• _WHAT THE TASK ASKS_
Only a number is wanted here: the number of lines of the data that include "DefaultPawn".

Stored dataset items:
*** Block opens ***
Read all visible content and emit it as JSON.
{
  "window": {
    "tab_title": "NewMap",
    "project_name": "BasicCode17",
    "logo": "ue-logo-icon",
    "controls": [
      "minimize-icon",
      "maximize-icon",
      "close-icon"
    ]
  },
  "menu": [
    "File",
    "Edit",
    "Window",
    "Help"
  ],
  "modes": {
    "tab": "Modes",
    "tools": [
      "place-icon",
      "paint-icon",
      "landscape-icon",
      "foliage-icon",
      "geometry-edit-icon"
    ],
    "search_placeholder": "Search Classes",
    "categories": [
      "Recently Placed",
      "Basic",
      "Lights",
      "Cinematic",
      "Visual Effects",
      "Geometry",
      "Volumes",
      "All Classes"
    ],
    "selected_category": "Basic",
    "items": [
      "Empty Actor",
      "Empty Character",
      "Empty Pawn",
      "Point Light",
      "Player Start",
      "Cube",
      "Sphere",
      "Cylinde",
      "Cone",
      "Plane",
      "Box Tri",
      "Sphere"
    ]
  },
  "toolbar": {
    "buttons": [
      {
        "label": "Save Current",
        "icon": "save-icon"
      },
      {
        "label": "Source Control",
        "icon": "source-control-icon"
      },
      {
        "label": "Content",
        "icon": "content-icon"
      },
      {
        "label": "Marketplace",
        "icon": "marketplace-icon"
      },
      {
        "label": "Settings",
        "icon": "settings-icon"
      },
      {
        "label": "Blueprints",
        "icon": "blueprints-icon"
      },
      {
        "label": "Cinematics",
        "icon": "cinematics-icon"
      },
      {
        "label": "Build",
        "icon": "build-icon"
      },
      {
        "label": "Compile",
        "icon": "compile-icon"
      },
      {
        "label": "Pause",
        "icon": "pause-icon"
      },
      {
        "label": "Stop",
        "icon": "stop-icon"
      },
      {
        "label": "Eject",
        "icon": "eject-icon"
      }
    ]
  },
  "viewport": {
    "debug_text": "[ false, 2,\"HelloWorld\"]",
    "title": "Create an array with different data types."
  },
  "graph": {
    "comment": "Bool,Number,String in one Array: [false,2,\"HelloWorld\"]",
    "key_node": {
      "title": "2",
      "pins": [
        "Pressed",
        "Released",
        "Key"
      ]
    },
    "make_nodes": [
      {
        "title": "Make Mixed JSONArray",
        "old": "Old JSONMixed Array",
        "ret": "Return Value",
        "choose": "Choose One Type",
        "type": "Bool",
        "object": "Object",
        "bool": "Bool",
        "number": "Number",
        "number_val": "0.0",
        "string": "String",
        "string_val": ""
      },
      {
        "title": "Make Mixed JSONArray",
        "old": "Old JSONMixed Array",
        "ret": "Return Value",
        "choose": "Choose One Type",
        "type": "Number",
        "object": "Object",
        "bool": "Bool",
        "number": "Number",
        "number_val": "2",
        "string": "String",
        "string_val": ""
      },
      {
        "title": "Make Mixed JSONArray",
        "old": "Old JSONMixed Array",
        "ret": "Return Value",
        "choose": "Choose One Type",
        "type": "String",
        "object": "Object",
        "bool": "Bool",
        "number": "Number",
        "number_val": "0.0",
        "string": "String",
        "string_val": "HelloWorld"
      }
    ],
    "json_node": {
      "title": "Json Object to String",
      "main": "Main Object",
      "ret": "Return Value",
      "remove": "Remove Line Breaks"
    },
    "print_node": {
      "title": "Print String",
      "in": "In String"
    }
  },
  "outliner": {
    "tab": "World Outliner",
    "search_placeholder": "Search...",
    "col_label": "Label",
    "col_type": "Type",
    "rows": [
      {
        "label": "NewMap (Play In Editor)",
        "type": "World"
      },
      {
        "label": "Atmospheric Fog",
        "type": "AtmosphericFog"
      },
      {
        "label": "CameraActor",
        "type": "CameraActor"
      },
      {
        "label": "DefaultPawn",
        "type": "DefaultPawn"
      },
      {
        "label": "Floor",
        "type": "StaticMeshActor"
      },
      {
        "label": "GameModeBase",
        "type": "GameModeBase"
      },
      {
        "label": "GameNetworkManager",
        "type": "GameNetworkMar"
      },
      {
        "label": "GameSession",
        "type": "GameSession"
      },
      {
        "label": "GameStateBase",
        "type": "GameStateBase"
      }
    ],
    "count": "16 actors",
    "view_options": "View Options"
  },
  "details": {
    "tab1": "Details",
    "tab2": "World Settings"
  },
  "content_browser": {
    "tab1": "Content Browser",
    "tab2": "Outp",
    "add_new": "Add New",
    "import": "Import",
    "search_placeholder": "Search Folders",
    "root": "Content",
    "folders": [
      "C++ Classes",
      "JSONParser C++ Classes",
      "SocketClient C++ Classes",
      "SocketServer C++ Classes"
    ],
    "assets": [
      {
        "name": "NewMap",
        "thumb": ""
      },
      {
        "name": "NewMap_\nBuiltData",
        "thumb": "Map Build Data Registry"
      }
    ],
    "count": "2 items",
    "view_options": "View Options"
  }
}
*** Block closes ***
• _EXERCISE ANSWER_
2